+++ TASK INPUTS +++

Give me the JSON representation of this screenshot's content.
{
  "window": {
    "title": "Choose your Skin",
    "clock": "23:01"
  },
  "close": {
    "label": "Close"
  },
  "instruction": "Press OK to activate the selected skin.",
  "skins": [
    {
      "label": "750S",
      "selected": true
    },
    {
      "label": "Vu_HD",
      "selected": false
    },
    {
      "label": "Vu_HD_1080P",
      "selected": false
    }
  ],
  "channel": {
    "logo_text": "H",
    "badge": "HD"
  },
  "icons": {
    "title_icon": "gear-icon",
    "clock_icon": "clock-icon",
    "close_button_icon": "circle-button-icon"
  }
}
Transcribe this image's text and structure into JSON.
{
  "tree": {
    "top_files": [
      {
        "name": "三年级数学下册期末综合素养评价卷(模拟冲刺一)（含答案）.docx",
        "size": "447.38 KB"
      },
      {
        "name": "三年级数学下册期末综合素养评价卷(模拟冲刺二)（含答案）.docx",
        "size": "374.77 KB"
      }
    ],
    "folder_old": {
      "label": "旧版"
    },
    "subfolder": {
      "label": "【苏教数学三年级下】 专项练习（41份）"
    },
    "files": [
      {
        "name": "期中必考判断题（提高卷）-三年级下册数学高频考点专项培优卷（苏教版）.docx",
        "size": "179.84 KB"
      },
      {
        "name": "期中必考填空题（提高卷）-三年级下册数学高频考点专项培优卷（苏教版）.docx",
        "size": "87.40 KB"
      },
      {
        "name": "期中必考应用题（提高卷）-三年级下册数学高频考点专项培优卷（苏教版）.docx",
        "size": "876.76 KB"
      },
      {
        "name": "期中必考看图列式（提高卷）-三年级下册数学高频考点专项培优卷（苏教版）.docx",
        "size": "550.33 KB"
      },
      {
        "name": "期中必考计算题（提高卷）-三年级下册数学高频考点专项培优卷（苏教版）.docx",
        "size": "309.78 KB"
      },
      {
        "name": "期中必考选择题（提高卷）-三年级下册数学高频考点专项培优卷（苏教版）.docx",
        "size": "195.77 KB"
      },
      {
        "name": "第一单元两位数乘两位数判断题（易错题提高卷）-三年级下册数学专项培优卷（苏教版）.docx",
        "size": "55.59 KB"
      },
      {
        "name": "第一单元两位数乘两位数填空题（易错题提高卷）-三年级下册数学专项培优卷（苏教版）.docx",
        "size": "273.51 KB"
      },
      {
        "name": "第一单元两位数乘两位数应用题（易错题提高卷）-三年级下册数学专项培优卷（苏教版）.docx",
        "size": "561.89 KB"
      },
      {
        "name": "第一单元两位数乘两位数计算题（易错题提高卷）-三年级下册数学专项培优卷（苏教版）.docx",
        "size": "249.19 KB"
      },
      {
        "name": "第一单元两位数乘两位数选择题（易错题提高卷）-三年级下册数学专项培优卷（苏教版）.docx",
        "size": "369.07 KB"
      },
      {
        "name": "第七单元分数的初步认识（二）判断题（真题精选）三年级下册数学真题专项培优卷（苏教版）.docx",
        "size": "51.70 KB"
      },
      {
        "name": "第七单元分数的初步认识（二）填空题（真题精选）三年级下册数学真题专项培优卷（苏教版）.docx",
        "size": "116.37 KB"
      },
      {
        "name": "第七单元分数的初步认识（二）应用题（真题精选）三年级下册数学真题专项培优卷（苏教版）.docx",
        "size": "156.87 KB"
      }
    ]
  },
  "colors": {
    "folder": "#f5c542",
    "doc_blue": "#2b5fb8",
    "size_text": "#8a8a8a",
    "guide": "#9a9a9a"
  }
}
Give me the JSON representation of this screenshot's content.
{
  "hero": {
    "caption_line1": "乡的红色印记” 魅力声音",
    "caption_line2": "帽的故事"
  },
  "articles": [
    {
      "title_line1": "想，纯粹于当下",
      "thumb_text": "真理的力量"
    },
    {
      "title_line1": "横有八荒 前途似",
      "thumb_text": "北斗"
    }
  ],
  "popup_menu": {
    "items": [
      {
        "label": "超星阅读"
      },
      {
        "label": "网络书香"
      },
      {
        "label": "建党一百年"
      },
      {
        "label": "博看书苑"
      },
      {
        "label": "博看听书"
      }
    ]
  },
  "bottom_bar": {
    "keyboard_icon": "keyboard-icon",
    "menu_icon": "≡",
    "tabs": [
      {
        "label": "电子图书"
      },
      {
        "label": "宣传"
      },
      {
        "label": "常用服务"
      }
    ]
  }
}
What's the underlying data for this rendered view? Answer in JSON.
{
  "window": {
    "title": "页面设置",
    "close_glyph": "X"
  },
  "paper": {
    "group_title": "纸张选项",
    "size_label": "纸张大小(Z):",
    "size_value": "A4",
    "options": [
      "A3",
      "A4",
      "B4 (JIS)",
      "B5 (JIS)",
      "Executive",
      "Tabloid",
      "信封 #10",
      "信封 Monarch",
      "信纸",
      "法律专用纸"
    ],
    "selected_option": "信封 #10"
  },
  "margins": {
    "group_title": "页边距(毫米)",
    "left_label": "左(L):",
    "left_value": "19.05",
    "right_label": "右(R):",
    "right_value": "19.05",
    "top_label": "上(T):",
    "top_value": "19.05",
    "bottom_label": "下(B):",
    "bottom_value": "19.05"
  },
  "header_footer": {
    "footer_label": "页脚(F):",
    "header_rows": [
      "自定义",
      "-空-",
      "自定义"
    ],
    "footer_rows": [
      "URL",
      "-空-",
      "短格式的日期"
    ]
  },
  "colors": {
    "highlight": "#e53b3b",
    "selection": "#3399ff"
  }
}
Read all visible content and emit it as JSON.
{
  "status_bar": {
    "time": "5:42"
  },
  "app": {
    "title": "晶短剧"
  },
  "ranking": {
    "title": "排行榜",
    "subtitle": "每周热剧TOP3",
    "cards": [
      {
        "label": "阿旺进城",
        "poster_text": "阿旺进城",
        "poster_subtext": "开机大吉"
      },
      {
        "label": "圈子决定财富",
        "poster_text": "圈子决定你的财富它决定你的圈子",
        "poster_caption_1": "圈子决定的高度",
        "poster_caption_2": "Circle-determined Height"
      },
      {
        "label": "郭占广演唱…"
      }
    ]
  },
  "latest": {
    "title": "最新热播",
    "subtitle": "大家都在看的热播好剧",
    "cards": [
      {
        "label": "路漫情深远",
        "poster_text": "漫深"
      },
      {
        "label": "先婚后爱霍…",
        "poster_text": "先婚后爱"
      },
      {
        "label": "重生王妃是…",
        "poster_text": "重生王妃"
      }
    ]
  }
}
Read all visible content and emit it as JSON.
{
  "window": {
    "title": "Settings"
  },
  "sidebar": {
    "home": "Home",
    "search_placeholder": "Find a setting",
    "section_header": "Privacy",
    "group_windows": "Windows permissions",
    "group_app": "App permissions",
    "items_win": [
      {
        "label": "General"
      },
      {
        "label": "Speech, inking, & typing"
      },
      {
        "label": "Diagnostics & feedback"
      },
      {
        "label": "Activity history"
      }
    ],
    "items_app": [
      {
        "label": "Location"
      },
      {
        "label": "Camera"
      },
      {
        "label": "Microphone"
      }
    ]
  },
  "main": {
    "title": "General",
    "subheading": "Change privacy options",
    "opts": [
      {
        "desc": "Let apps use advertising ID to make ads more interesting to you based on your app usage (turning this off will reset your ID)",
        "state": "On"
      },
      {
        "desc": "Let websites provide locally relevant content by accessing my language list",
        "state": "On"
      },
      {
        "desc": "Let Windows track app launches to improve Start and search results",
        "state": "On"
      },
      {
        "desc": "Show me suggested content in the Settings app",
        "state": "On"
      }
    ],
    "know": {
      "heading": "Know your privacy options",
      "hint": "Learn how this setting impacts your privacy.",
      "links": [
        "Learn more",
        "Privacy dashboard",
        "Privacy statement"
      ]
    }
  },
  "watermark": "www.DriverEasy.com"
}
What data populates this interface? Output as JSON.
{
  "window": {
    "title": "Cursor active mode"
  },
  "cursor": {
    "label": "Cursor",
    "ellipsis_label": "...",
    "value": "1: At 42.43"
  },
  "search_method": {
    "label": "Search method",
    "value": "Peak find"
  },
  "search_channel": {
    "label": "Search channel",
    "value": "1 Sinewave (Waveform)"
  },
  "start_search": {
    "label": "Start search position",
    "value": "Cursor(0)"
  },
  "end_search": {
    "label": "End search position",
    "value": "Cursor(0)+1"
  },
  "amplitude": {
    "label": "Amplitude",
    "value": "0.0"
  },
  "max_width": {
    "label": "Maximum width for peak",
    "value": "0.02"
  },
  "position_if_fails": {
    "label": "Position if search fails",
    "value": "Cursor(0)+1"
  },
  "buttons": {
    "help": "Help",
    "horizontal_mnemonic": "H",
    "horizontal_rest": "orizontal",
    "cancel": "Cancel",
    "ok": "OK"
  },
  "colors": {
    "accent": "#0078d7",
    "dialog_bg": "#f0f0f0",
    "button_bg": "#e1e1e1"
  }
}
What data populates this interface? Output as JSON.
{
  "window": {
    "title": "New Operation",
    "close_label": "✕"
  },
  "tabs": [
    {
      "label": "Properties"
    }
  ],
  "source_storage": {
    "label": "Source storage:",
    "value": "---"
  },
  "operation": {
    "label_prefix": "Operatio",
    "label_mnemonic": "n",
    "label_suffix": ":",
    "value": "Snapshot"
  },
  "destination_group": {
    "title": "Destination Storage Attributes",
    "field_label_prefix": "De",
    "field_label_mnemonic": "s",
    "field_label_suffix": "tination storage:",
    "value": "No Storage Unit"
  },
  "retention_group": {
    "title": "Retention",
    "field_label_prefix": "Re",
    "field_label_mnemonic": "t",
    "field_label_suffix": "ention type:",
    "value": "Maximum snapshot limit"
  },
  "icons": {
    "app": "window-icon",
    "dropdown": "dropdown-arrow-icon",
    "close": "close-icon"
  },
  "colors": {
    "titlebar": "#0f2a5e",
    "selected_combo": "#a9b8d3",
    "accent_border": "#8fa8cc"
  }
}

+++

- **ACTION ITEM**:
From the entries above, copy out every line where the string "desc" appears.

- **EXERCISE RESPONSE**:
        "desc": "Let apps use advertising ID to make ads more interesting to you based on your app usage (turning this off will reset your ID)",
        "desc": "Let websites provide locally relevant content by accessing my language list",
        "desc": "Let Windows track app launches to improve Start and search results",
        "desc": "Show me suggested content in the Settings app",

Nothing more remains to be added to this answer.